Where does the string "CONTACT" appear? Copy every line of the entries below that holds it.

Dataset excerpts
※ ※ ※

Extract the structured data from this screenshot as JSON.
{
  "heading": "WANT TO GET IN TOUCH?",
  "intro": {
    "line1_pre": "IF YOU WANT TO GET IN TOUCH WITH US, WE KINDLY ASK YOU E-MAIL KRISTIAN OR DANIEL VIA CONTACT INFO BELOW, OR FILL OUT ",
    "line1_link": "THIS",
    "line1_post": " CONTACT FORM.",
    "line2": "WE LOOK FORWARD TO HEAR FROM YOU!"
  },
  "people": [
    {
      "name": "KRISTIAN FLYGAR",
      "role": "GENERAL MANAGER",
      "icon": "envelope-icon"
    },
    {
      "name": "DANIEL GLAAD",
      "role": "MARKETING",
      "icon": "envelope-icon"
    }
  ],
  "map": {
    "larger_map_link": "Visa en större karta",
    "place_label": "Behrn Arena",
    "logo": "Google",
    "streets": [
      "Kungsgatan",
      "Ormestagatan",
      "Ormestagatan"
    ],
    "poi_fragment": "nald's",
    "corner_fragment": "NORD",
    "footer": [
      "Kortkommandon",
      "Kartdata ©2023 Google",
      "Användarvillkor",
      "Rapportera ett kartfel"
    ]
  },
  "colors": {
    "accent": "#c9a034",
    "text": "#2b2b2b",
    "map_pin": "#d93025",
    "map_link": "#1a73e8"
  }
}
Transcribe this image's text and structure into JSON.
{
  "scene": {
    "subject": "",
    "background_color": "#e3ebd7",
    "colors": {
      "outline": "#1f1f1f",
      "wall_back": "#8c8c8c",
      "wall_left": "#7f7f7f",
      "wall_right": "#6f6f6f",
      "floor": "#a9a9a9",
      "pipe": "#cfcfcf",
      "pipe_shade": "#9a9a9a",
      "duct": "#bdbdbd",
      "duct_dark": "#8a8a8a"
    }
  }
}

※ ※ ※

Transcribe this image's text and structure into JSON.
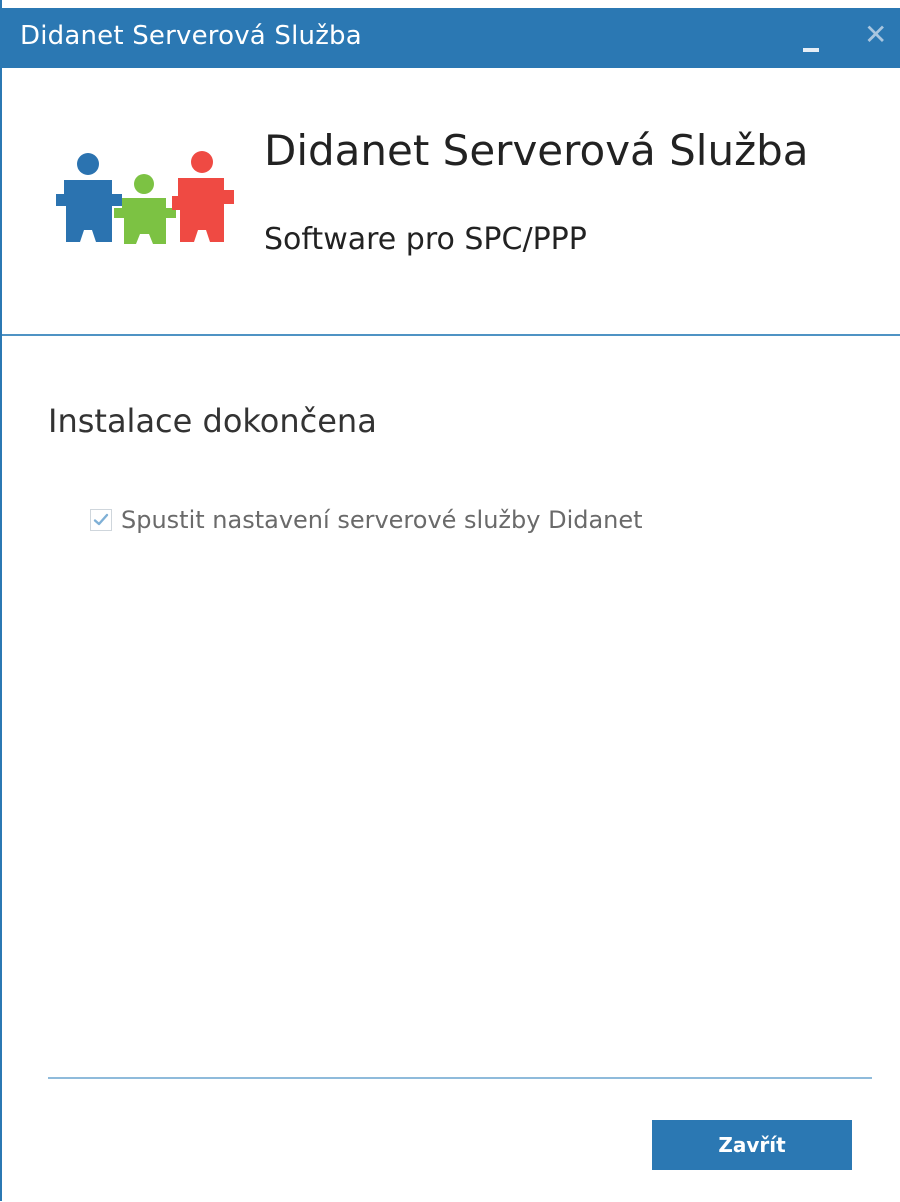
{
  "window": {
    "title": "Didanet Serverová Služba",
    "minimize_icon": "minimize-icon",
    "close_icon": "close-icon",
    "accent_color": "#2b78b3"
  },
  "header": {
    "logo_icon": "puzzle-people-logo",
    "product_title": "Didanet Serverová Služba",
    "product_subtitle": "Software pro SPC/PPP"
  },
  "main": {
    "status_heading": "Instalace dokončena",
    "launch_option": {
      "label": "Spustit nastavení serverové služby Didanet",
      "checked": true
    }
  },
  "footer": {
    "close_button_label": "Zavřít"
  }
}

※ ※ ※

* Solution to this exercise *
    "line1_pre": "IF YOU WANT TO GET IN TOUCH WITH US, WE KINDLY ASK YOU E-MAIL KRISTIAN OR DANIEL VIA CONTACT INFO BELOW, OR FILL OUT ",
    "line1_post": " CONTACT FORM.",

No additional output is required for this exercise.